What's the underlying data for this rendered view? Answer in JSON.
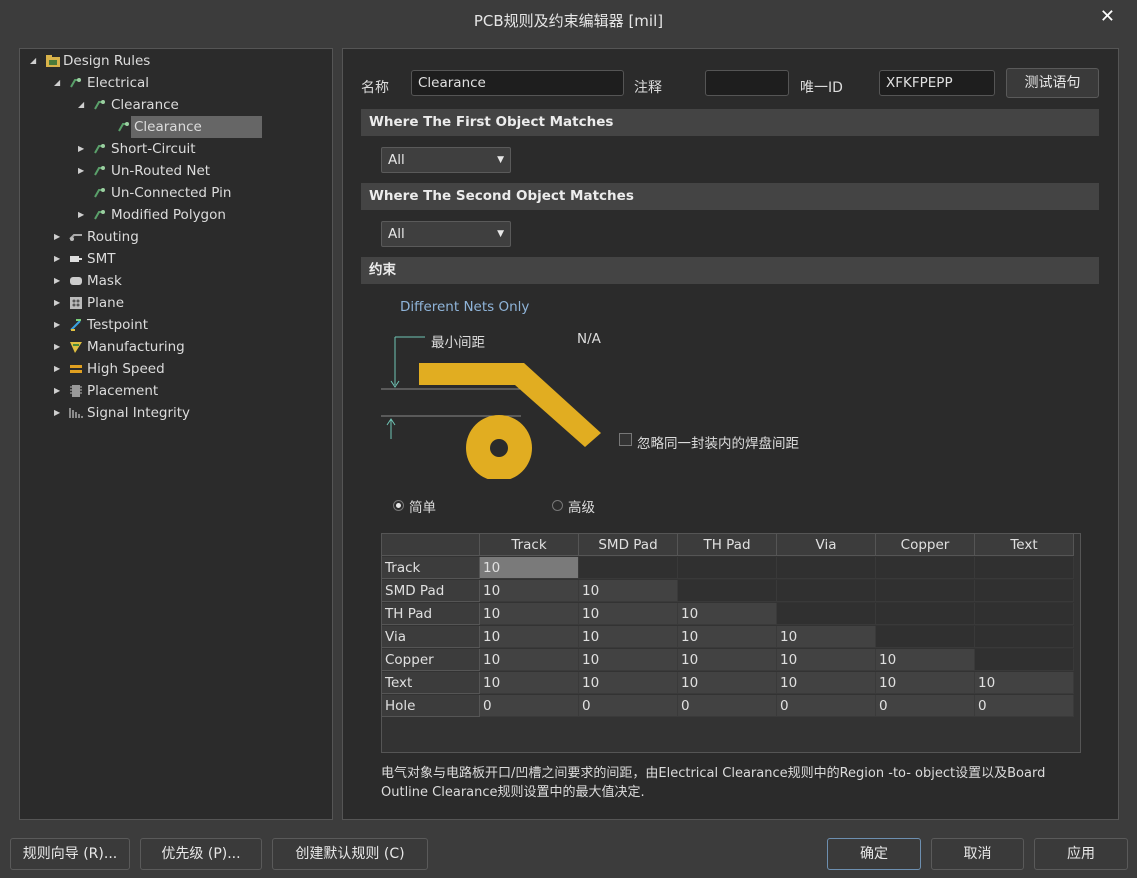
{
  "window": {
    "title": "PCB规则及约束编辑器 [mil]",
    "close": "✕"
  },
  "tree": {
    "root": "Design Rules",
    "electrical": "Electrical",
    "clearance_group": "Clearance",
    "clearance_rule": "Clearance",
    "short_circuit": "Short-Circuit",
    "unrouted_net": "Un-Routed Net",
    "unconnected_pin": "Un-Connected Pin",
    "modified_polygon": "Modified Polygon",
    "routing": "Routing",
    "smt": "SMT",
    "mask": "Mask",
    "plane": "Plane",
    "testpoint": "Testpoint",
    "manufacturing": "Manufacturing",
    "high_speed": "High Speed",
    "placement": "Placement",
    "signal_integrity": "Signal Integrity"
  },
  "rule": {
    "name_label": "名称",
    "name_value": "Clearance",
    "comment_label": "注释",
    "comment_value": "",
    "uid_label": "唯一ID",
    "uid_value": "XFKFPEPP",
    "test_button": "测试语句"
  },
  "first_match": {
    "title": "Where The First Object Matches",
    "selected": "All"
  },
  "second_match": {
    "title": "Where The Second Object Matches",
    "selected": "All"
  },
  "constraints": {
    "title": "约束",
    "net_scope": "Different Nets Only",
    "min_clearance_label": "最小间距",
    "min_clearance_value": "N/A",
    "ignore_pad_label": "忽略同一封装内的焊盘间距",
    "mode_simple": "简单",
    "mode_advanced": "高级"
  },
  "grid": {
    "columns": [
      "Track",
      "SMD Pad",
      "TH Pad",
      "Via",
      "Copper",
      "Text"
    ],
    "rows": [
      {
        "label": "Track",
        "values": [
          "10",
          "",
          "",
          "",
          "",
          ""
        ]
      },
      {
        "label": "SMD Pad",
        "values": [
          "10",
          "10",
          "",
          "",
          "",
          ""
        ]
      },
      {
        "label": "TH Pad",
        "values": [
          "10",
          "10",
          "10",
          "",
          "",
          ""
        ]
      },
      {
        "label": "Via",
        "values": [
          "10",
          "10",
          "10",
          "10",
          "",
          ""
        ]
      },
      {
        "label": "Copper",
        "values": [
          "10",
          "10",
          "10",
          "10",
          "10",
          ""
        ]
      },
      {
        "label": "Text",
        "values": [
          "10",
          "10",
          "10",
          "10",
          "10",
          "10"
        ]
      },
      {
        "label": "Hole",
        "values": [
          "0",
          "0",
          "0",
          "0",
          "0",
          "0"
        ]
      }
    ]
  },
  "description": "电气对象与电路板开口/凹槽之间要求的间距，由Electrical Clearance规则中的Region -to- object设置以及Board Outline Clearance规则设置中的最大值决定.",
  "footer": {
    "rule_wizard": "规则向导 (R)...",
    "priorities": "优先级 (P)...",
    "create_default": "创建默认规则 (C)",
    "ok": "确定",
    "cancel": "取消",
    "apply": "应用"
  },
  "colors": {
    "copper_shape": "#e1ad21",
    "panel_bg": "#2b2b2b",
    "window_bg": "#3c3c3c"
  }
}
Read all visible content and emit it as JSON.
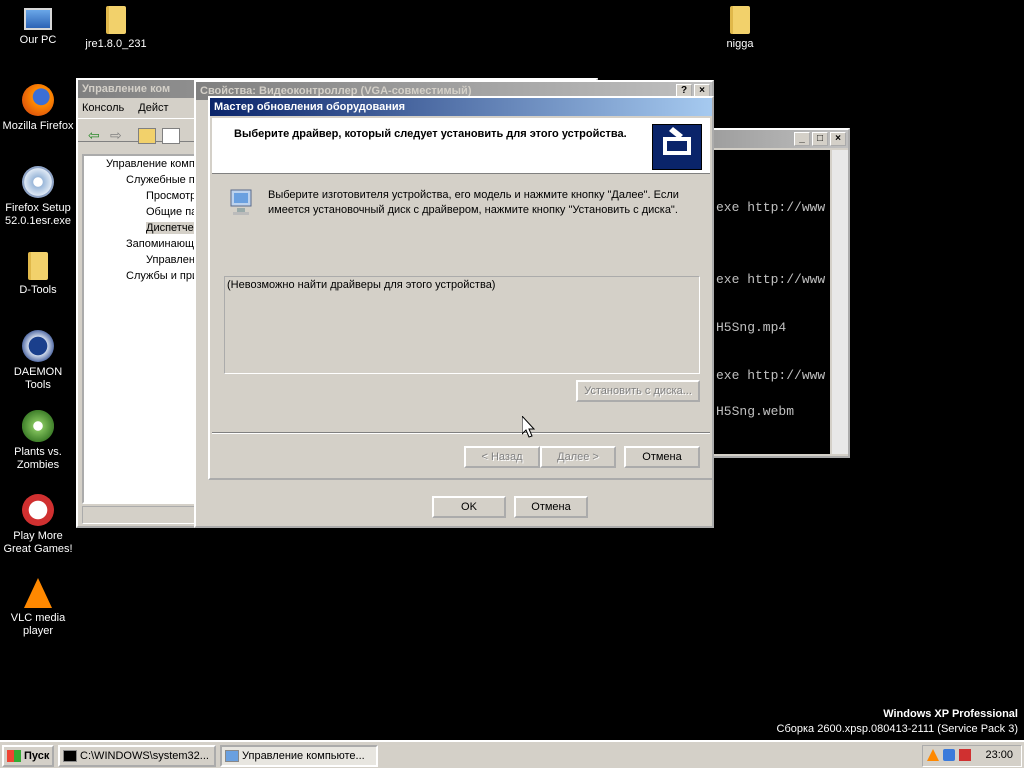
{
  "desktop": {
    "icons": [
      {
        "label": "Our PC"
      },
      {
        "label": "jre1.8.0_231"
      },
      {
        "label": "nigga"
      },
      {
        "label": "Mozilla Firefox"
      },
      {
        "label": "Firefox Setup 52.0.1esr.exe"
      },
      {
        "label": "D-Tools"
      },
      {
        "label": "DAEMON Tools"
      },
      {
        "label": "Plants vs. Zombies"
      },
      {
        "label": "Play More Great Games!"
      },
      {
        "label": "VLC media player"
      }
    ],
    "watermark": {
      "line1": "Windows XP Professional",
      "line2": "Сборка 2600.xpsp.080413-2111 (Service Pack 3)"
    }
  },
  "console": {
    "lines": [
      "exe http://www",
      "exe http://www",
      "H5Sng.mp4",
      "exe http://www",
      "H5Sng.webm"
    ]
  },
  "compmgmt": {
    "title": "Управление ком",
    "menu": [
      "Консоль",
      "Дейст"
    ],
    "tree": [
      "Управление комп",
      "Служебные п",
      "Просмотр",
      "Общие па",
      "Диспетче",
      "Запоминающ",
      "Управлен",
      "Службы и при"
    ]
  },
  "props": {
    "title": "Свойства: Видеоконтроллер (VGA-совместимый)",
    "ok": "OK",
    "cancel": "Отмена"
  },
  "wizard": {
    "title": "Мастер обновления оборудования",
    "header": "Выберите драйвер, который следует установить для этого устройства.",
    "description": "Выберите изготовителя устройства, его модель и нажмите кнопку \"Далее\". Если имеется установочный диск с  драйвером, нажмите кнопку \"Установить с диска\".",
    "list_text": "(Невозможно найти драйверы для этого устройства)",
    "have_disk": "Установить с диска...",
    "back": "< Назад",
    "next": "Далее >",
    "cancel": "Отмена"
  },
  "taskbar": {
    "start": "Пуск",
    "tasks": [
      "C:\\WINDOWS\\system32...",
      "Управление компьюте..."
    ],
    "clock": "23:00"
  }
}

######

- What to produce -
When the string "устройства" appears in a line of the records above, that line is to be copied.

- Result of the exercise -
    "header": "Выберите драйвер, который следует установить для этого устройства.",
    "description": "Выберите изготовителя устройства, его модель и нажмите кнопку \"Далее\". Если имеется установочный диск с  драйвером, нажмите кнопку \"Установить с диска\".",
    "list_text": "(Невозможно найти драйверы для этого устройства)",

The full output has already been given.